THE John Foord Oval clubrooms were overflowing on Friday as family, friends and former Corowa Spiders team-mates farewelled one of the club’s finest players, John Lane.
Tributes were made by two of Lane’s team-mates from the Spiders’ finest hour, the 1968 Ovens and Murray league grand final win, Fred Longmire and Jack Clancy at the funeral, which has followed soon after the passing of his wife Margaret.
Longmire described Lane as the “Jack Dyer of country football” due to the protector role he played for the talented crop of young players who helped upset Wodonga in the grand final by seven points.
“The young players in that side were able to play at their best because we all knew Laney was with us,” Longmire said.
“Respect was gained because the Corowa Spiders’ main weapon was an awareness by opposition clubs that they had an enforcer who could play great footy as well.”
The 1968 premiership was among 254 matches Lane played for Corowa in a career which also included a best and fairest, O and M selection and a coaching stint.
Longmire also recounted Lane’s short-lived stint as club president which ended when he failed to get committee backing for rejecting a string of clearances.
“He resigned on the spot and walked out,” he said.
Other 1968 Corowa premiership players in attendance were Bert Tait, George Tobias, Ken Eales and Terry Phibbs.
The large crowd was also told Lane had a clearance knocked back to join Footscray by Corowa on the grounds he wasn’t guaranteed a senior match.

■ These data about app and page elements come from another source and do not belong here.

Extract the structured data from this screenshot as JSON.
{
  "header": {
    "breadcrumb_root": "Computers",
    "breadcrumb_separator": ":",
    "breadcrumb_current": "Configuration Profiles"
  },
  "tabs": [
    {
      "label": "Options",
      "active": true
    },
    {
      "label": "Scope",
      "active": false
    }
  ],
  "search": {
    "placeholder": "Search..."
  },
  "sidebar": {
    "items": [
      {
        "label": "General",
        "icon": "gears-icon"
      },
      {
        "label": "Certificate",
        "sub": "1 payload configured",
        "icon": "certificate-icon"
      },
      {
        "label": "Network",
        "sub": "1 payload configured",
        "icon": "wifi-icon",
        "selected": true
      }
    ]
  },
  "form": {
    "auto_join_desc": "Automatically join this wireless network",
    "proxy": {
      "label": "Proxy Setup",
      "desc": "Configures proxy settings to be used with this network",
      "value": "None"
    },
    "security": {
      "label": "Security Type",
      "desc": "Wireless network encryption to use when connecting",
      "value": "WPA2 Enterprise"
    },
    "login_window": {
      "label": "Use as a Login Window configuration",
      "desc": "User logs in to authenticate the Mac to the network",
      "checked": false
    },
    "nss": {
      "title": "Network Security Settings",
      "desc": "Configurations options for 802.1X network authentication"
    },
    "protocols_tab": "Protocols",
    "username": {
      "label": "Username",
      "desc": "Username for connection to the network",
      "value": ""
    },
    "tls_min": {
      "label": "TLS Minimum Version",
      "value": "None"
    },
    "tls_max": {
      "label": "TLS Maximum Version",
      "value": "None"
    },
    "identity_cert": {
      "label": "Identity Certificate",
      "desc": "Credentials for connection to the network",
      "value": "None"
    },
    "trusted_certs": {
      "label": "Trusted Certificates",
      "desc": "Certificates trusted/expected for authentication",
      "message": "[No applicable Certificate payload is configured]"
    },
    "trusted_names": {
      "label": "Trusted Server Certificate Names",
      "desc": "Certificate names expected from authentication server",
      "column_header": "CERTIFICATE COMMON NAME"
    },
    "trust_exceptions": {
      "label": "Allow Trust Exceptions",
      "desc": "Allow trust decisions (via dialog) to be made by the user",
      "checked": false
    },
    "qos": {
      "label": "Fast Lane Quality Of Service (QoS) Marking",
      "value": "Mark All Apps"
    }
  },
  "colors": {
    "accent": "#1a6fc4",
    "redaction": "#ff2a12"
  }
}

It came soon after he reportedly knocked out the late Ted Whitten in a practice match.
Clancy said he formed a lasting friendship with Lane when he joined Corowa.
“The family was so generous,” he said.
“We would stay at John’s on weekends and we wouldn’t bring any food because it never occurred to us we had to buy any.
“It was always there, the kids gave up their beds for us and we were made to feel part of the family.
“Any time I gave any cheek to the opposition I would make sure No.12 was in the area.
“If not I would keep my thoughts to myself.”
Clancy recalled only later in life did he and Lane discover they grew up living less than a minute apart in Melbourne.
Lane left Melbourne at the age of 13 and moved in with a family at Wahgunyah where he played in two premiership teams as a teenager before joining Corowa.
Clancy said he and Lane only had one disagreement.
It was about who should play in the ruck for Corowa – Ray Willett or the up-and-coming Bert Tait.
Lane wanted Tait and got his way.
“To say John was stubborn is a real understatement, but he had great faith in Bert and that proved to be correct,” Clancy said.
A family tribute was read by Lane’s son David and a reading was shared by grandsons, Jarred and Kaelan.
Lane was also a founding member of the Corowa Historical Society and member of the local historical machinery club.